WORK INSTRUCTION: Scan the entries for "name". Every line that holds it is to be copied.

━━ INFORMATION GIVEN ━━

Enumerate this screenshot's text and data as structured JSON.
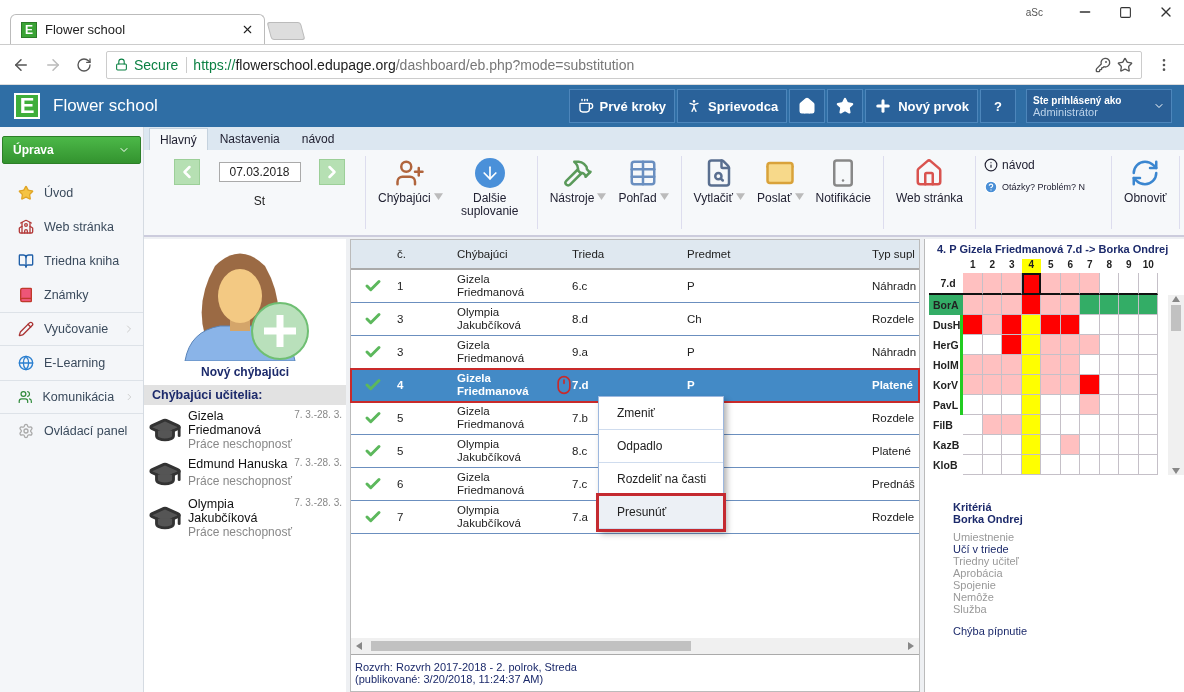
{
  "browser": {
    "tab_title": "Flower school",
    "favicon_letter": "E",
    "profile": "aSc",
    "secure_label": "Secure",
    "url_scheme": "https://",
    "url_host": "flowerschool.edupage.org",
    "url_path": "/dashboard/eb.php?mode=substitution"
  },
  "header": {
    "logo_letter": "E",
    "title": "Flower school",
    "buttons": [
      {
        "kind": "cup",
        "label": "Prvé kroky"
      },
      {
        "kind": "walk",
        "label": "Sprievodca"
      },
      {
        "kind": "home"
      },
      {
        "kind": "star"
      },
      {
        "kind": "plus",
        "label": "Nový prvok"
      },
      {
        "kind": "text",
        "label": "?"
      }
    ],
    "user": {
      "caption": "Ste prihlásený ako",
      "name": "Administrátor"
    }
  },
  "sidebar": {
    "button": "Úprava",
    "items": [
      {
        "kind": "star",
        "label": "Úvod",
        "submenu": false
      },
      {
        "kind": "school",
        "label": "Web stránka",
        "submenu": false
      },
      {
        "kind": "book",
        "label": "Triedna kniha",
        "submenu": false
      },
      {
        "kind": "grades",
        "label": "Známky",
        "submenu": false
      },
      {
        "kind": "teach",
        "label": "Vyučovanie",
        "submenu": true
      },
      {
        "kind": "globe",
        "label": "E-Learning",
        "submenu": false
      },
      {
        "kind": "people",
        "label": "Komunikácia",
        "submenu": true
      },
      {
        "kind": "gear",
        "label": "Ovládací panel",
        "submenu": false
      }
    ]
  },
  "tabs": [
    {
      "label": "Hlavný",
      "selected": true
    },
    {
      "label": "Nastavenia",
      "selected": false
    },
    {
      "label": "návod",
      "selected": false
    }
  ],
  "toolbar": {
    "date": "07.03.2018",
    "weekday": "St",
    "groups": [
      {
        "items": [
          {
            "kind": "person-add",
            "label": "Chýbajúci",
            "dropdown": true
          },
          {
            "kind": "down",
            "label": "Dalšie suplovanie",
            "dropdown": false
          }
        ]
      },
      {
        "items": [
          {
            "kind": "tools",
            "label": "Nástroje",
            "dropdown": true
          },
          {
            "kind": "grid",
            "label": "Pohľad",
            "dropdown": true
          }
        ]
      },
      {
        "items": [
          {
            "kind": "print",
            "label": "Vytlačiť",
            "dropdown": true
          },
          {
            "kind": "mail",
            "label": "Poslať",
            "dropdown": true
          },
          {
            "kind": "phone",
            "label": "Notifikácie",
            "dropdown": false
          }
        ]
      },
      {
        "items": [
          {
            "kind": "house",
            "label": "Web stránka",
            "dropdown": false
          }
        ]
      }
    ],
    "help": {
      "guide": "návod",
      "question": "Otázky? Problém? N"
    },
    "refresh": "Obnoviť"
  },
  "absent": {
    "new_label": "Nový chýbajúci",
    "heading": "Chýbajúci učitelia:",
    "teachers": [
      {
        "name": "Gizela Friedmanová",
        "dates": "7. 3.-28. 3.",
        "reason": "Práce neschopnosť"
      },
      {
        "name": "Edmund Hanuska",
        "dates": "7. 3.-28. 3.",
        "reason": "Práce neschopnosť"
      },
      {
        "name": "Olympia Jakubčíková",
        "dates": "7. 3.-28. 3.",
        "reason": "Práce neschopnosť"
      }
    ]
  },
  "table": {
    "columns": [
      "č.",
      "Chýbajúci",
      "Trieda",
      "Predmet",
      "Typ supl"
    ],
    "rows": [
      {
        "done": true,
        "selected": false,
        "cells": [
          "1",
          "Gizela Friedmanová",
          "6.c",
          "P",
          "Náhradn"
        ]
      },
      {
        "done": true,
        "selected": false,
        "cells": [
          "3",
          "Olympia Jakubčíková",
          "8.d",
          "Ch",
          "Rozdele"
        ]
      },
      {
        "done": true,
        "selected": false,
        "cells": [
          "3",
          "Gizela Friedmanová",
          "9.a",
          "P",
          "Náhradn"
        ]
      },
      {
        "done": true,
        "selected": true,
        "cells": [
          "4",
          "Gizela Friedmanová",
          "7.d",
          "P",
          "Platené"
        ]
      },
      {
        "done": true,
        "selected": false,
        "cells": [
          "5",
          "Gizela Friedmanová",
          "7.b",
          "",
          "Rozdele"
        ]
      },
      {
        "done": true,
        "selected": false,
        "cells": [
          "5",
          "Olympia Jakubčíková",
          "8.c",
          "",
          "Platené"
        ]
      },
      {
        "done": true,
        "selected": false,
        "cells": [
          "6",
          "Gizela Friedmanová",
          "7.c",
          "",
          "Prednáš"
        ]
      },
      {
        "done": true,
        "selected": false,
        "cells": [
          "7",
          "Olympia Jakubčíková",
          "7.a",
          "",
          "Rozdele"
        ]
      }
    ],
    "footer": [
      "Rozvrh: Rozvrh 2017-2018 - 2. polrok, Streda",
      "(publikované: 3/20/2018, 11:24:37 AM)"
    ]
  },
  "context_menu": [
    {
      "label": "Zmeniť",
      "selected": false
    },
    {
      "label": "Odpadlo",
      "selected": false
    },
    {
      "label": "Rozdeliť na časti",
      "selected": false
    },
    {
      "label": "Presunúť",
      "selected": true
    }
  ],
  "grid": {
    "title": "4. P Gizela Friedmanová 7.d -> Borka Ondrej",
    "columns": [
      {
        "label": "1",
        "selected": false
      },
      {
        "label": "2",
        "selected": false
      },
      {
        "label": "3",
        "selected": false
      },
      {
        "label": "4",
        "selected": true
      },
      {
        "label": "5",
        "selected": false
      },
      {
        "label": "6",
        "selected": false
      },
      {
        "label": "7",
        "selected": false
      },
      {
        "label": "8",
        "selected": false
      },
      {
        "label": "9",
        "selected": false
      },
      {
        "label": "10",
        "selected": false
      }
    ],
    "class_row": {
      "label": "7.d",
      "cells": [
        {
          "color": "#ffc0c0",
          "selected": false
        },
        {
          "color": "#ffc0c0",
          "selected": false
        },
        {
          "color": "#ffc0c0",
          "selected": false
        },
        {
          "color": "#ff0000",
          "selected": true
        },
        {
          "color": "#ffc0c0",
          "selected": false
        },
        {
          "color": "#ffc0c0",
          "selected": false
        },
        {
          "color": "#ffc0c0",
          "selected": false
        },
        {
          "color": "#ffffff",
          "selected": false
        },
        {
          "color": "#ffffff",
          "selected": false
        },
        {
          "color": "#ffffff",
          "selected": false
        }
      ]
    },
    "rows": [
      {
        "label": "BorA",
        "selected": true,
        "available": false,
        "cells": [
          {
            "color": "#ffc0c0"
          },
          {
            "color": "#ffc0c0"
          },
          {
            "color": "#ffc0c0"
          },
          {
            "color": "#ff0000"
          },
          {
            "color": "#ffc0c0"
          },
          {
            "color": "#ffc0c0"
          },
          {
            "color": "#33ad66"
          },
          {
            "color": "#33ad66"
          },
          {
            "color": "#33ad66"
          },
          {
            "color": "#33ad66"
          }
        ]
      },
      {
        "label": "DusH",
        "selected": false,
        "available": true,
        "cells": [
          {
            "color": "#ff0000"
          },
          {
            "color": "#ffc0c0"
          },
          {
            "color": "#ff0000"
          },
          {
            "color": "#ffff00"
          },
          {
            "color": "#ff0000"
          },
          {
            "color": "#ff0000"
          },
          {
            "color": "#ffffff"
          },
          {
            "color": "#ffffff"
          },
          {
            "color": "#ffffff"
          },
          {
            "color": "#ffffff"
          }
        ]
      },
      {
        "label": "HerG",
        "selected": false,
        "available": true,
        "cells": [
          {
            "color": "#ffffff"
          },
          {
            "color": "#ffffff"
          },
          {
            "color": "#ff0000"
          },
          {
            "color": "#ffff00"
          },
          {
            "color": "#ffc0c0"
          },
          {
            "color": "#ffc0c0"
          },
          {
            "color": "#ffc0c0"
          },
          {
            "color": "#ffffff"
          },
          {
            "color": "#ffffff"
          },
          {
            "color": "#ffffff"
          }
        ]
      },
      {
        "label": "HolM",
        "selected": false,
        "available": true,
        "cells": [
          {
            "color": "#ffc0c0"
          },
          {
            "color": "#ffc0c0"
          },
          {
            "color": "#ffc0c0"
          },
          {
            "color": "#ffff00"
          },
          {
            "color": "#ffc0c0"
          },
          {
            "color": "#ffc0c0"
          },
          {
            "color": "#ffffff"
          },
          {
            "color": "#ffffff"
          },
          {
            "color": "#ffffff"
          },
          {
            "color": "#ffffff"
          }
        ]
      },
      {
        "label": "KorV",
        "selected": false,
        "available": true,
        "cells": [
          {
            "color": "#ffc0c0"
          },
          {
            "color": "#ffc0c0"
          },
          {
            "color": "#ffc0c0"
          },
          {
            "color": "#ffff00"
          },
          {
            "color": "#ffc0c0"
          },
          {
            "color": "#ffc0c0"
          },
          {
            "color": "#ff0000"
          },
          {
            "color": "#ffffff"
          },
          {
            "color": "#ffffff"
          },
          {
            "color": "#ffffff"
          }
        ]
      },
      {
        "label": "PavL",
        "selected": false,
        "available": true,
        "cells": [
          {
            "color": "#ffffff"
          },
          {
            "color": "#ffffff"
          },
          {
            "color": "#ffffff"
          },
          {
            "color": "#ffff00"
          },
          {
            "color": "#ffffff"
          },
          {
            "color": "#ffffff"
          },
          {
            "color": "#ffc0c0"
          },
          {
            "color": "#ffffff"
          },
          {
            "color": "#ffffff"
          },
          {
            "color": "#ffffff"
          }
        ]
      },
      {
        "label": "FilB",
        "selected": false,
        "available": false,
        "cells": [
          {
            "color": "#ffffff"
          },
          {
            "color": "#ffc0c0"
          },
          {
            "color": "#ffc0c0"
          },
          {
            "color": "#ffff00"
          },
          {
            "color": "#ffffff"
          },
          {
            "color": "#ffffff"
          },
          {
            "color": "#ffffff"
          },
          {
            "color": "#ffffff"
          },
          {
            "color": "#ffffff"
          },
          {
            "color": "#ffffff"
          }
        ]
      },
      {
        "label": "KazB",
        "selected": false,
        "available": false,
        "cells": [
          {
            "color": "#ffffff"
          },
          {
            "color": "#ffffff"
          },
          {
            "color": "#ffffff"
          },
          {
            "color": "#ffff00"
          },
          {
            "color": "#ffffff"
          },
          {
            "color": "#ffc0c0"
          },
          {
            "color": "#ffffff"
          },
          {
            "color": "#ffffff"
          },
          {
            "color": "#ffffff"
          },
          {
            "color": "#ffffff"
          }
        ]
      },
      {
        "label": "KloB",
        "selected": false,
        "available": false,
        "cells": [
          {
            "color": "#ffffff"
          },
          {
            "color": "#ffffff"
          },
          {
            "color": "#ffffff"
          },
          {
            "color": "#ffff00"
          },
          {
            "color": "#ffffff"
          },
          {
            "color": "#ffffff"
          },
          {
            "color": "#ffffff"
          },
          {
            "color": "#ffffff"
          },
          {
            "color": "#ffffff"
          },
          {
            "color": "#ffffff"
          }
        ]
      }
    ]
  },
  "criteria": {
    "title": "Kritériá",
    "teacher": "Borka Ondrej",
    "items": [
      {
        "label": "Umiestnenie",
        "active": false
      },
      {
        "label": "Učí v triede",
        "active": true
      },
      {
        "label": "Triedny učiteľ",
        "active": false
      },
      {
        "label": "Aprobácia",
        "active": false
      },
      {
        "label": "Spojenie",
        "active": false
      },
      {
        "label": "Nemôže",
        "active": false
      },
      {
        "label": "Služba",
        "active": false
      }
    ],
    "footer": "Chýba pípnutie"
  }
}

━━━
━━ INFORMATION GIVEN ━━

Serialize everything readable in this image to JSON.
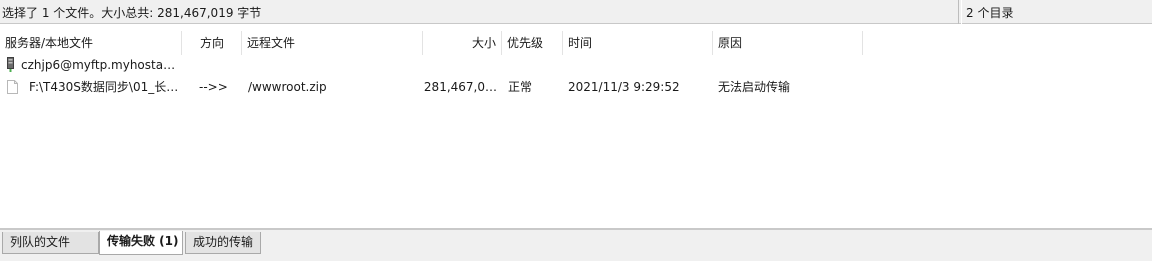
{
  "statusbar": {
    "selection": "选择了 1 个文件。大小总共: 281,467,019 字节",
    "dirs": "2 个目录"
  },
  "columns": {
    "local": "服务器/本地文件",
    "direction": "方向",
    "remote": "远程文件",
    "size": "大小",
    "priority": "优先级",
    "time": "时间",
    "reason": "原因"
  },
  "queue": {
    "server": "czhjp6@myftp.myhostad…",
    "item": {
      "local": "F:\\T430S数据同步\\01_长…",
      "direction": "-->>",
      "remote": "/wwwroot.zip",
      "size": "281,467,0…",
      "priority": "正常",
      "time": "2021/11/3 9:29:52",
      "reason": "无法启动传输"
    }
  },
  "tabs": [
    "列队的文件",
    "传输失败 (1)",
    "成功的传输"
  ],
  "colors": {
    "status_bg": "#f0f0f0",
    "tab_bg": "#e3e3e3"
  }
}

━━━

RESPONSE:
      "name": "Administrátor"
        "name": "Gizela Friedmanová",
        "name": "Edmund Hanuska",
        "name": "Olympia Jakubčíková",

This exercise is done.